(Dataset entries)
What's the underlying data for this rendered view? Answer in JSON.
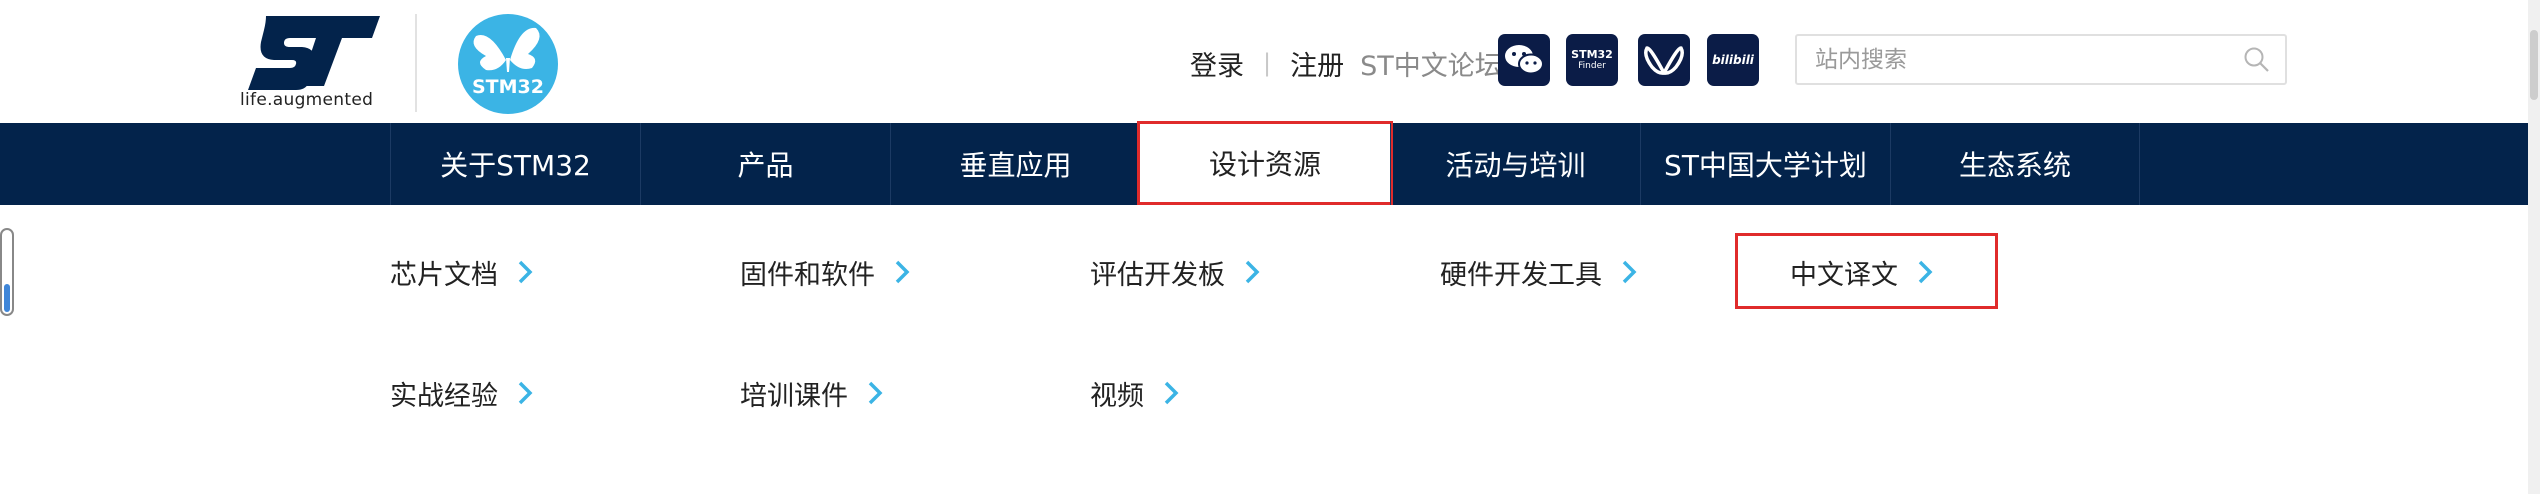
{
  "brand": {
    "tagline": "life.augmented",
    "stm32_badge": "STM32"
  },
  "top_links": {
    "login": "登录",
    "register": "注册",
    "separator": "|",
    "forum": "ST中文论坛"
  },
  "social": {
    "wechat_icon": "wechat-icon",
    "finder_line1": "STM32",
    "finder_line2": "Finder",
    "weibo_icon": "butterfly-icon",
    "bilibili": "bilibili"
  },
  "search": {
    "placeholder": "站内搜索",
    "value": ""
  },
  "nav": {
    "items": [
      {
        "label": "关于STM32"
      },
      {
        "label": "产品"
      },
      {
        "label": "垂直应用"
      },
      {
        "label": "设计资源"
      },
      {
        "label": "活动与培训"
      },
      {
        "label": "ST中国大学计划"
      },
      {
        "label": "生态系统"
      }
    ],
    "active_index": 3
  },
  "submenu": {
    "items": [
      {
        "label": "芯片文档"
      },
      {
        "label": "固件和软件"
      },
      {
        "label": "评估开发板"
      },
      {
        "label": "硬件开发工具"
      },
      {
        "label": "中文译文"
      },
      {
        "label": "实战经验"
      },
      {
        "label": "培训课件"
      },
      {
        "label": "视频"
      }
    ]
  },
  "colors": {
    "nav_bg": "#03234b",
    "accent_blue": "#3bb4e5",
    "highlight_red": "#e02b2b"
  }
}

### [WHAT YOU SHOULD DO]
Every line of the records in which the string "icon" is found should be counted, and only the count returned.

### [EXPECTED OUTPUT]
2